This series will track how, throughout this church’s long history, people of all races, cultures, faith traditions, and genders have collaborated to make the Old North Church and the North End what they are today. The church’s current success as a congregation and historic site was not inevitable. People have worked, and continue to work, collaboratively to sustain it.
Join me as we study primary source documents about the people of the Old North Church together. We will read sources as varied as pew deeds, wills, letters, Books of Common Prayer, and newspaper articles with an eye toward the people who might be overlooked in the dominant story the source tells.
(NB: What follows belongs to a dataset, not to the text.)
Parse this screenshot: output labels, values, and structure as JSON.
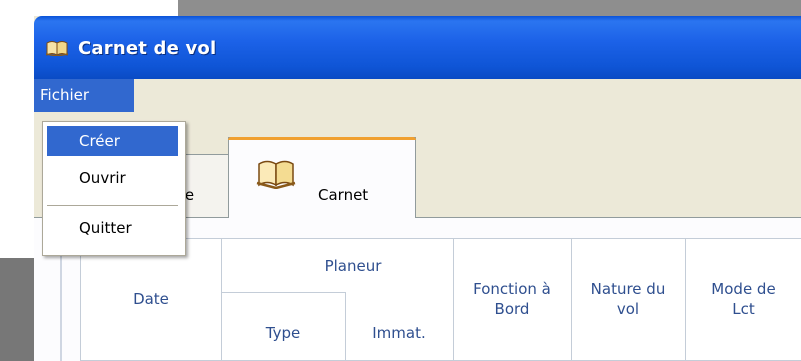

Together, we will learn how more carefully tending to the past can help us create a more ethical future.
I hope you will join me as we learn new stories about the people who have made The Old North Church what it is!
Dr. Jaimie D. Crumley is the Research Fellow at the Old North Foundation. She holds a PhD in Gender Studies from UCLA and Master of Divinity and Master of Sacred Theology degrees from Yale Divinity School. As Old North’s Research Fellow, she explores archival documents to learn about Black and Indigenous peoples’ experiences at Old North throughout its three-hundred-year history. Jaimie is particularly interested in Black and Indigenous women’s religious experiences in eighteenth and nineteenth-century New England.
Jaimie’s dissertation, “Tried as by Fire: Free African American Women’s Abolitionist Theologies, 1789-1880,” is an intellectual history of free(d) New England Black women who deployed Evangelical Christian theology to advance proto-Black feminist and abolitionist politics. Jaimie is an Assistant Professor in the Ethnic Studies and Gender Studies Divisions of the School for Cultural and Social Transformation at the University of Utah.